We live in an age when celebrities are very good at selling their brands. (Love the new spray tan, Kim.) Or they pay someone who is very good at selling their brand. (Love the new bag, Ivanka’s social media person.) But for the most part, the content is all the same: hot photos of celebrities with other hot people, shoes, cute pets, salads made of three to four leaves. It can get boring.
But every once in a while, a celebrity’s personality translates to the internet in a gloriously goofy, original way. Sure, DJ Khaled’s “major key” schtick is required Snapchat viewing and Cher’s Twitter account is the closest thing to what your grandma would be like on LSD. But no famous person is more surprisingly incongruous online than Pitbull, the Cuban American singer whose singles include “Give Me Everything,” “You Know You Want Me,” and “Sexy Beaches.” (Chorus: “Hey, hey, hey, hey / I wanna see [sexy beaches, hotels] / I wanna see [sexy beaches, hotels].”)
When Pitbull arrived on the music scene in the early aughts, his persona was pretty straightforward. Here was a Latin rapper whose natural habitat was a neon-lit South Beach dance floor, whose diet seemed to consist of vodka shots and lime wedges, and whose eyes were covered with giant dark glasses so often you’d think his optometrist prescribed them. The same way Jason Statham needed adrenaline to stay alive in that terrible 2006 thriller Crank, Pitbull circa-2006 needed bottle service at Liv every Saturday night.
But when social media became a necessary part of celebrity existence, something weird happened to Pitbull’s brand. His aura as a suit-clad playboy, once distilled into tweets and Facebook posts, seemed better fit for motivational cat posters than the stage of a club.

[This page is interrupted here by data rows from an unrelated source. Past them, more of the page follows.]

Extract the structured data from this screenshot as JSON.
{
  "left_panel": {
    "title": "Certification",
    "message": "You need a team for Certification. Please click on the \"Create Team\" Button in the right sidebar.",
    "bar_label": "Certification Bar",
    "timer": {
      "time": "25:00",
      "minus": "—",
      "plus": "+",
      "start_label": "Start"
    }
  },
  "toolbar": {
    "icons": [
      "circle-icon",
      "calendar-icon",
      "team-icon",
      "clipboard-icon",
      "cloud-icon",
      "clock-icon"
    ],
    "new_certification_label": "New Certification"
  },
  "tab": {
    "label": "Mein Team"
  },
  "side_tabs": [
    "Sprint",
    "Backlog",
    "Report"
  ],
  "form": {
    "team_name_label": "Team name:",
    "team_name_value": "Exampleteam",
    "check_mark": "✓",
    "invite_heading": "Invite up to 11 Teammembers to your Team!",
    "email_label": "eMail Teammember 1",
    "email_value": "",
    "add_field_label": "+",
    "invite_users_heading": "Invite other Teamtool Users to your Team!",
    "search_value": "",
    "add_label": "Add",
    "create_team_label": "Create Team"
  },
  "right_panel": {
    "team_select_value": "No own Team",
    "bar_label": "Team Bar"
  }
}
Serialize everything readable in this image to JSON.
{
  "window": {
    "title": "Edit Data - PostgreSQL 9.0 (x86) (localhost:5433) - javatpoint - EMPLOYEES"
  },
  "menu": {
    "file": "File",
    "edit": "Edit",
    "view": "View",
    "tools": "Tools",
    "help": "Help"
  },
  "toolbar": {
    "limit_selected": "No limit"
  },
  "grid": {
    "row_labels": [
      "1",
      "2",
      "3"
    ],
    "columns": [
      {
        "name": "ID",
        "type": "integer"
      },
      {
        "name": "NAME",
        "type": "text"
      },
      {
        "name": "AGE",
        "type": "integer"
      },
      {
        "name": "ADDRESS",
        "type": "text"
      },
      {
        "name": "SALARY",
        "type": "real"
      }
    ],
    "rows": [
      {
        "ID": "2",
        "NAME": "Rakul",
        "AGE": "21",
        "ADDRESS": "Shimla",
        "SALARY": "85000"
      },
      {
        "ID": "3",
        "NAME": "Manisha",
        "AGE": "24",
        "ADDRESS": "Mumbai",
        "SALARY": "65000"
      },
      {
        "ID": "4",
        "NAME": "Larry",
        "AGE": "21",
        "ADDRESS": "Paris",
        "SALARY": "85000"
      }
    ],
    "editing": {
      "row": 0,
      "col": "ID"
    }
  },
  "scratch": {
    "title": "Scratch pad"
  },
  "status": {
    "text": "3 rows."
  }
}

Samples from his Facebook page, as chronicled by BuzzFeed last year, range from the clichéd to the nonsensical: “Dreams don’t work unless you do,” “Everyone has a story, a struggle,” and “Respond with a smile.” On Twitter, his inspirational directives often come with a hashtag for every day of the week, including: #MondayMotivation, #TuesdayMotivation, #TravelTuesday, #TuesdayThoughts, #WednesdayWisdom, #TBT, #FridayFeeling, #SaturdayNight, #SundayFunday. Adding to the bizarreness, his earnest messages are often paired with close-cropped photos of the rapper that seem to be fished from Google Images by Mr. 305 himself. (Which serve as unintentional reminders that the 5-foot-7 musician looks, well, kind of old to live the lifestyle he sings about.) Even his posts about hanging out with other celebrities are embarrassingly dad-like. “#TBT Ringing in the new year with @justinbieber two fly chicos #Dale,” he wrote when he posted an old photo with a prepubescent Bieber one random day in July. Online, Pitbull is ground zero of the internet’s uplifting meme mill, a walking Hallmark card, the essence of a spunky SoulCycle instructor wrapped in a 35-year-old bald man’s body.
Perhaps most emblematic of Pitbull’s online enthusiasm for life and the general idea of living it is his catchphrase “dale,” a Spanish expression that translates to “give it” or “go ahead.” The word has made its way from the singer’s sexual song lyrics (“Let me see you act like an animal straight out the cage, baby. Dale”) to Labor Day tweets (“This one goes out to all my hard workers #LaborDay #Dale”). Its fluid meaning and low character count have made it an instant hit among his fans on social media. “I learned how to live in life from Pitbull,” an 18-year-old from Tehran who uses the hashtag often told NPR in 2014.
Pitbull, once just a man who sang about sexual encounters in dim corners of da club, is now inspiring the young minds around the globe with meaningless optimism. It’s just ridiculous enough to be charming.